As for La Lunch, recently she sent a fax to me while I was on a radio show it stated exactly this: "Dear Courtney, stop trying to rip me off, your (sic) not nearly as smart and youll (sic) never pull it off" Gee! I responded - on the air - after I read her very supportive fax, that she had been an entirely important influence on me, had changed my life and helped me discover my own identity, duh, no shit! Lydia's a wonderful orater (sic), maybe the best there is! But she is not a songwriter, and her cobbled attempts at musicianship have been very Yoko / avant-garde, her reason for Shotgun Wedding w/Roland S Howard was (im {sic} quoting) to "show all us bitches who'se (sic) the Queen." (It was very mediocre and boring musically). Shes (sic) slagged all of my contemperaries (sic), Riotgrrrl, Kat, Jennifer (Finch), etc, etc. Lydia should be secure enough in herself to know that she is culturally an incredibeley (sic) important figure and influence instead of being so self-absorbed and meglamaniac (sic) to think she has the copyright on the collective rage of women. And Mr Russell should certainly be more responsible than to quote a sensationlist (sic) British tabloid editorial, not quote, I thought "punk" of the spirit of it was Questioning Authority, not having cable, and since Authority / God is the media true subversiveness / "Guerilla (sic) Warfare" (Lydia concept) is to think for oneself and take no prisoners.

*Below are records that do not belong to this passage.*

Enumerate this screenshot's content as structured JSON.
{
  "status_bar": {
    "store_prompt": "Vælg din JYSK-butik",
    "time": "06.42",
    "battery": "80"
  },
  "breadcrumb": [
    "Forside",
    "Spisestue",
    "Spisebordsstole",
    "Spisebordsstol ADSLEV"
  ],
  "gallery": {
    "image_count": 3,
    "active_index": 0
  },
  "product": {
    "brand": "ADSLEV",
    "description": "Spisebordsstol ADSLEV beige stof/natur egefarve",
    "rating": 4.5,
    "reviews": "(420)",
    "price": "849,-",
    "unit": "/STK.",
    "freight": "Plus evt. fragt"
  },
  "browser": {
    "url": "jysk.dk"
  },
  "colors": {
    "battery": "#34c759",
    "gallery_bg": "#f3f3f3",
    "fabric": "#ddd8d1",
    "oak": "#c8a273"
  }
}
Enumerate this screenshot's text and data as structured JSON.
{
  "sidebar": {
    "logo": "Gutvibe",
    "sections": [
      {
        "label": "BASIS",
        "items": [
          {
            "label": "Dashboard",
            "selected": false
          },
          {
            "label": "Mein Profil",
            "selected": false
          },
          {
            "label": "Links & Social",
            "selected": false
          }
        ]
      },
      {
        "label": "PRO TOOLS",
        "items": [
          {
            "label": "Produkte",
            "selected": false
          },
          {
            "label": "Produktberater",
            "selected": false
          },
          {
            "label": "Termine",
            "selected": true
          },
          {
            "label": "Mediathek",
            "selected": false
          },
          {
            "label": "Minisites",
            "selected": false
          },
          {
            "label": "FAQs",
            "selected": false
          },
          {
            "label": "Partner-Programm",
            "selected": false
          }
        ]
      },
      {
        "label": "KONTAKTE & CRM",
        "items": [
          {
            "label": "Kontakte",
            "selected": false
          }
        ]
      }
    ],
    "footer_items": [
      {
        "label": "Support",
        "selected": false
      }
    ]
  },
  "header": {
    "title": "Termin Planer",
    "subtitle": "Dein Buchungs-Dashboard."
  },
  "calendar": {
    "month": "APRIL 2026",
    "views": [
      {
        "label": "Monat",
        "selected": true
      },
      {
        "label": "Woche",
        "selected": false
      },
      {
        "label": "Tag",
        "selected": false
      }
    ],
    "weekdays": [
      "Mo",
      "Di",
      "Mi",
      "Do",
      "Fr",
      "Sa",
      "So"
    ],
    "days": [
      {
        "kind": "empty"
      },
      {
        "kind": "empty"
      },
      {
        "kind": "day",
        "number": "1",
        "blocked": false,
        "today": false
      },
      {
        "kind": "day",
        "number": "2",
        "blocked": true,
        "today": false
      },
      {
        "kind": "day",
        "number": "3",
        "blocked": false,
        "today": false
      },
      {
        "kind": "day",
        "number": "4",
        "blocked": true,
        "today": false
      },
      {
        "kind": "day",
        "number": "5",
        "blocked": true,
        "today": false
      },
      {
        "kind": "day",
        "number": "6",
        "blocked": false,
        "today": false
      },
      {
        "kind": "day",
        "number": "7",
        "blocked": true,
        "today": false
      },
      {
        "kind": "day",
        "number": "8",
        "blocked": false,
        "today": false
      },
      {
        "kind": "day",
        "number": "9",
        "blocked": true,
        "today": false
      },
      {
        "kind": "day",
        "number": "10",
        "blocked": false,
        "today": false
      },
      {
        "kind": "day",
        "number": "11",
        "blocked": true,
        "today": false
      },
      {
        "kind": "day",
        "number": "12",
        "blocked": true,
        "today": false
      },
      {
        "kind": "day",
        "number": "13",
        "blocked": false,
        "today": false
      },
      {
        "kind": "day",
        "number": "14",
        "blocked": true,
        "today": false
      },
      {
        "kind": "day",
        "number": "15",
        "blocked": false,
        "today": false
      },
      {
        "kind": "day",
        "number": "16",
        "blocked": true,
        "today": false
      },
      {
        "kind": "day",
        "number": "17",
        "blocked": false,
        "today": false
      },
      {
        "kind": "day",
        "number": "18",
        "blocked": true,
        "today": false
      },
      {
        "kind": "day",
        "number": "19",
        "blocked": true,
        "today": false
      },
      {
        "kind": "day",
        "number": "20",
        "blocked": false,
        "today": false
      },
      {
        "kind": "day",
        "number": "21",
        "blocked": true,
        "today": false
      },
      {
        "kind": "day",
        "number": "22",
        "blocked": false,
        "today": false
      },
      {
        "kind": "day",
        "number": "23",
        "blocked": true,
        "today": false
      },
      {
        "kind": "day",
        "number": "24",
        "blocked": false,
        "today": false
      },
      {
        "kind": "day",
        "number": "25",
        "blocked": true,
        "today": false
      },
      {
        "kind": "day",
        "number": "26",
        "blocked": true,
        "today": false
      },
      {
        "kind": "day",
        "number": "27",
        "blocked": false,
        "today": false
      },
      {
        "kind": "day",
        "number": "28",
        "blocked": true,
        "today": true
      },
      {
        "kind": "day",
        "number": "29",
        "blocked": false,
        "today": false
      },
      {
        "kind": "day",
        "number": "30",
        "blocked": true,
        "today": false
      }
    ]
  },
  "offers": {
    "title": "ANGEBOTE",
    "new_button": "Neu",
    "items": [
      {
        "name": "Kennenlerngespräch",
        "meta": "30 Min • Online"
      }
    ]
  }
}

I have indeed spoken 20 (maybe a few more) words to Lydia, always in shy deference. I have always been so awed by her incredible presence and impact on my life. She is utterly my most treasured influence. I have certainly never "lied" about my relationship with her. And any fact checking on Graham Russells (sic) part would have shown this. Also her reference to Lesley (Silverfish) as being her age is ageist and untrue. Lesley is 26 maybe 27, Lydia is 33, wich (sic) noone (sic) cares about anyway except the mainstream press (sexist and ageist). I think Lydias (sic) a total mysoginist (sic) and I think shes (sic) bitter, and its (sic) unflattering and unbefittting  to such a great linguistic talent. its (sic) not my fault she cant (sic) play guitar - who cares if shes (sic) not a musician. All I have to say is your (sic) completely stupid and thickheaded to believe the mainstream press when you write for something as marginal and hardline as Maximum.


Courtney Love

Founder of MAXIMUMROCKNROLL Tim Yohannan (1945-1998) replied below:

Dear Courtney's "nanny"

Could you see to it that this marginal issue of MRR somehow infiltrates Courtney and Kurt's abode. And while you're at it, why don't you slide in a dictionary? Oops, sorry for being elitist.


PS: Do they pay well?

Lydia Lunch photographed in 2011 by Lucie Inland

Still hungry for more, sensationalism freaks? Read my 1999 reunion interview with Lydia Lunch (for the Los Angeles punk zine Flipside this time) here.